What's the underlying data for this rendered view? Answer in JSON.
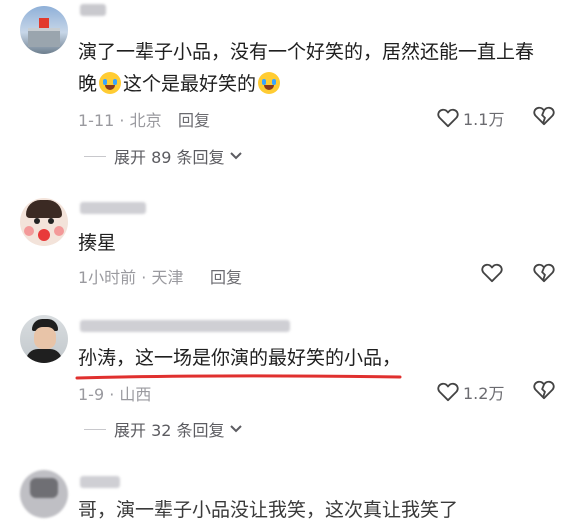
{
  "comments": [
    {
      "text_line1": "演了一辈子小品，没有一个好笑的，居然还能一直上春",
      "text_line2_prefix": "晚",
      "text_line2_middle": "这个是最好笑的",
      "date_location": "1-11 · 北京",
      "reply_label": "回复",
      "likes": "1.1万",
      "expand_label": "展开 89 条回复"
    },
    {
      "text": "揍星",
      "date_location": "1小时前 · 天津",
      "reply_label": "回复"
    },
    {
      "text": "孙涛，这一场是你演的最好笑的小品，",
      "date_location": "1-9 · 山西",
      "likes": "1.2万",
      "expand_label": "展开 32 条回复"
    },
    {
      "text_partial": "哥，演一辈子小品没让我笑，这次真让我笑了"
    }
  ],
  "icons": {
    "like": "heart-outline-icon",
    "dislike": "broken-heart-icon",
    "expand": "chevron-down-icon",
    "emoji": "laugh-cry-emoji"
  },
  "colors": {
    "text": "#1f1f1f",
    "meta": "#9a9a9f",
    "underline": "#e0302e"
  }
}
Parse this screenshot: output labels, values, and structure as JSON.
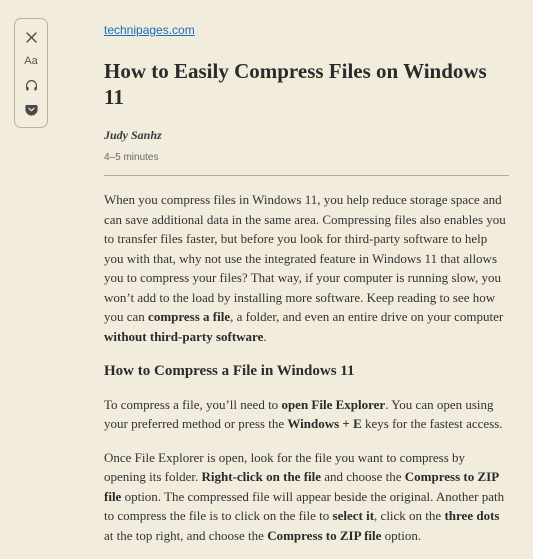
{
  "toolbar": {
    "type_label": "Aa"
  },
  "site": {
    "link_text": "technipages.com"
  },
  "article": {
    "title": "How to Easily Compress Files on Windows 11",
    "author": "Judy Sanhz",
    "duration": "4–5 minutes",
    "p1_a": "When you compress files in Windows 11, you help reduce storage space and can save additional data in the same area. Compressing files also enables you to transfer files faster, but before you look for third-party software to help you with that, why not use the integrated feature in Windows 11 that allows you to compress your files? That way, if your computer is running slow, you won’t add to the load by installing more software. Keep reading to see how you can ",
    "p1_b1": "compress a file",
    "p1_c": ", a folder, and even an entire drive on your computer ",
    "p1_b2": "without third-party software",
    "p1_d": ".",
    "h2": "How to Compress a File in Windows 11",
    "p2_a": "To compress a file, you’ll need to ",
    "p2_b1": "open File Explorer",
    "p2_c": ". You can open using your preferred method or press the ",
    "p2_b2": "Windows + E",
    "p2_d": " keys for the fastest access.",
    "p3_a": "Once File Explorer is open, look for the file you want to compress by opening its folder. ",
    "p3_b1": "Right-click on the file",
    "p3_c": " and choose the ",
    "p3_b2": "Compress to ZIP file",
    "p3_d": " option. The compressed file will appear beside the original. Another path to compress the file is to click on the file to ",
    "p3_b3": "select it",
    "p3_e": ", click on the ",
    "p3_b4": "three dots",
    "p3_f": " at the top right, and choose the ",
    "p3_b5": "Compress to ZIP file",
    "p3_g": " option."
  }
}
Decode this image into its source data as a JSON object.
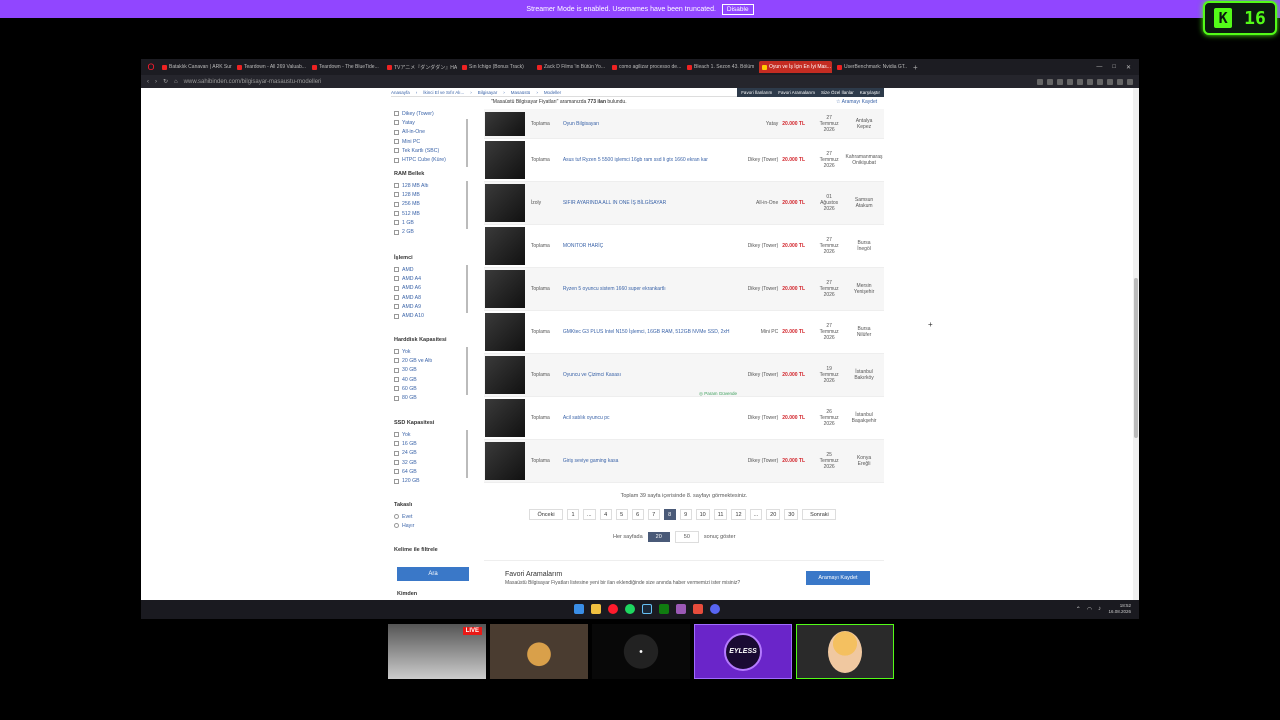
{
  "streamer": {
    "message": "Streamer Mode is enabled. Usernames have been truncated.",
    "button": "Disable"
  },
  "kick": {
    "logo": "K",
    "count": "16"
  },
  "tabs": [
    {
      "label": "Bataklık Canavarı | ARK Sur...",
      "active": false
    },
    {
      "label": "Teardown - All 269 Valuab...",
      "active": false
    },
    {
      "label": "Teardown - The BlueTide...",
      "active": false
    },
    {
      "label": "TVアニメ『ダンダダン』HAYAGI...",
      "active": false
    },
    {
      "label": "Sın Ichigo (Bonus Track)",
      "active": false
    },
    {
      "label": "Zack D Films 'in Bütün Yo...",
      "active": false
    },
    {
      "label": "como agilizar processo de...",
      "active": false
    },
    {
      "label": "Bleach 1. Sezon 43. Bölüm",
      "active": false
    },
    {
      "label": "Oyun ve İş İçin En İyi Mas...",
      "active": true
    },
    {
      "label": "UserBenchmark: Nvidia GT...",
      "active": false
    }
  ],
  "url": "www.sahibinden.com/bilgisayar-masaustu-modelleri",
  "breadcrumb": [
    "Anasayfa",
    "İkinci El ve Sıfır Alı...",
    "Bilgisayar",
    "Masaüstü",
    "Modeller"
  ],
  "topnav_right": [
    "Favori İlanlarım",
    "Favori Aramalarım",
    "Size Özel İlanlar",
    "Karşılaştır"
  ],
  "info": {
    "prefix": "\"Masaüstü Bilgisayar Fiyatları\" aramanızda",
    "count": "773 ilan",
    "suffix": "bulundu.",
    "save": "Aramayı Kaydet"
  },
  "filters": {
    "kasa": [
      "Dikey (Tower)",
      "Yatay",
      "All-in-One",
      "Mini PC",
      "Tek Kartlı (SBC)",
      "HTPC Cube (Küre)"
    ],
    "ram": {
      "title": "RAM Bellek",
      "items": [
        "128 MB Altı",
        "128 MB",
        "256 MB",
        "512 MB",
        "1 GB",
        "2 GB"
      ]
    },
    "cpu": {
      "title": "İşlemci",
      "items": [
        "AMD",
        "AMD A4",
        "AMD A6",
        "AMD A8",
        "AMD A9",
        "AMD A10"
      ]
    },
    "hdd": {
      "title": "Harddisk Kapasitesi",
      "items": [
        "Yok",
        "20 GB ve Altı",
        "30 GB",
        "40 GB",
        "60 GB",
        "80 GB"
      ]
    },
    "ssd": {
      "title": "SSD Kapasitesi",
      "items": [
        "Yok",
        "16 GB",
        "24 GB",
        "32 GB",
        "64 GB",
        "120 GB"
      ]
    },
    "takas": {
      "title": "Takaslı",
      "items": [
        "Evet",
        "Hayır"
      ]
    },
    "keyword": {
      "title": "Kelime ile filtrele"
    },
    "search_button": "Ara",
    "kimden": "Kimden"
  },
  "listings": [
    {
      "cat": "Toplama",
      "title": "Oyun Bilgisayarı",
      "type": "Yatay",
      "price": "20.000 TL",
      "date": [
        "27",
        "Temmuz",
        "2026"
      ],
      "loc": [
        "Antalya",
        "Kepez"
      ],
      "badge": ""
    },
    {
      "cat": "Toplama",
      "title": "Asus tuf Ryzen 5 5500 işlemci 16gb ram ssd li gtx 1660 ekran kar",
      "type": "Dikey (Tower)",
      "price": "20.000 TL",
      "date": [
        "27",
        "Temmuz",
        "2026"
      ],
      "loc": [
        "Kahramanmaraş",
        "Onikişubat"
      ],
      "badge": ""
    },
    {
      "cat": "İzoly",
      "title": "SIFIR AYARINDA ALL IN ONE İŞ BİLGİSAYAR",
      "type": "All-in-One",
      "price": "20.000 TL",
      "date": [
        "01",
        "Ağustos",
        "2026"
      ],
      "loc": [
        "Samsun",
        "Atakum"
      ],
      "badge": ""
    },
    {
      "cat": "Toplama",
      "title": "MONITOR HARİÇ",
      "type": "Dikey (Tower)",
      "price": "20.000 TL",
      "date": [
        "27",
        "Temmuz",
        "2026"
      ],
      "loc": [
        "Bursa",
        "İnegöl"
      ],
      "badge": ""
    },
    {
      "cat": "Toplama",
      "title": "Ryzen 5 oyuncu sistem 1660 super ekrankartlı",
      "type": "Dikey (Tower)",
      "price": "20.000 TL",
      "date": [
        "27",
        "Temmuz",
        "2026"
      ],
      "loc": [
        "Mersin",
        "Yenişehir"
      ],
      "badge": ""
    },
    {
      "cat": "Toplama",
      "title": "GMKtec G3 PLUS Intel N150 İşlemci, 16GB RAM, 512GB NVMe SSD, 2xH",
      "type": "Mini PC",
      "price": "20.000 TL",
      "date": [
        "27",
        "Temmuz",
        "2026"
      ],
      "loc": [
        "Bursa",
        "Nilüfer"
      ],
      "badge": ""
    },
    {
      "cat": "Toplama",
      "title": "Oyuncu ve Çizimci Kasası",
      "type": "Dikey (Tower)",
      "price": "20.000 TL",
      "date": [
        "19",
        "Temmuz",
        "2026"
      ],
      "loc": [
        "İstanbul",
        "Bakırköy"
      ],
      "badge": "Param Güvende"
    },
    {
      "cat": "Toplama",
      "title": "Acil satılık oyuncu pc",
      "type": "Dikey (Tower)",
      "price": "20.000 TL",
      "date": [
        "26",
        "Temmuz",
        "2026"
      ],
      "loc": [
        "İstanbul",
        "Başakşehir"
      ],
      "badge": ""
    },
    {
      "cat": "Toplama",
      "title": "Giriş seviye gaming kasa",
      "type": "Dikey (Tower)",
      "price": "20.000 TL",
      "date": [
        "25",
        "Temmuz",
        "2026"
      ],
      "loc": [
        "Konya",
        "Ereğli"
      ],
      "badge": ""
    }
  ],
  "pager": {
    "text": "Toplam 39 sayfa içerisinde 8. sayfayı görmektesiniz.",
    "items": [
      "Önceki",
      "1",
      "...",
      "4",
      "5",
      "6",
      "7",
      "8",
      "9",
      "10",
      "11",
      "12",
      "...",
      "20",
      "30",
      "Sonraki"
    ],
    "current": "8",
    "per_page_label": "Her sayfada",
    "per_page_options": [
      "20",
      "50"
    ],
    "per_page_selected": "20",
    "per_page_suffix": "sonuç göster"
  },
  "favori": {
    "title": "Favori Aramalarım",
    "desc": "Masaüstü Bilgisayar Fiyatları listesine yeni bir ilan eklendiğinde size anında haber vermemizi ister misiniz?",
    "button": "Aramayı Kaydet"
  },
  "taskbar": {
    "time": "18:52",
    "date": "16.08.2026"
  },
  "cams": [
    {
      "live": "LIVE"
    },
    {},
    {},
    {
      "logo": "EYLESS"
    },
    {}
  ],
  "colors": {
    "accent": "#3a78c8",
    "price": "#d2232a",
    "streamer": "#9146ff",
    "kick": "#53fc18"
  }
}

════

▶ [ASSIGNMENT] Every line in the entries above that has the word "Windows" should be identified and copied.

▶ [OUTPUT OF THE EXERCISE]
    "title": "How to Easily Compress Files on Windows 11",
    "p1_a": "When you compress files in Windows 11, you help reduce storage space and can save additional data in the same area. Compressing files also enables you to transfer files faster, but before you look for third-party software to help you with that, why not use the integrated feature in Windows 11 that allows you to compress your files? That way, if your computer is running slow, you won’t add to the load by installing more software. Keep reading to see how you can ",
    "h2": "How to Compress a File in Windows 11",
    "p2_b2": "Windows + E",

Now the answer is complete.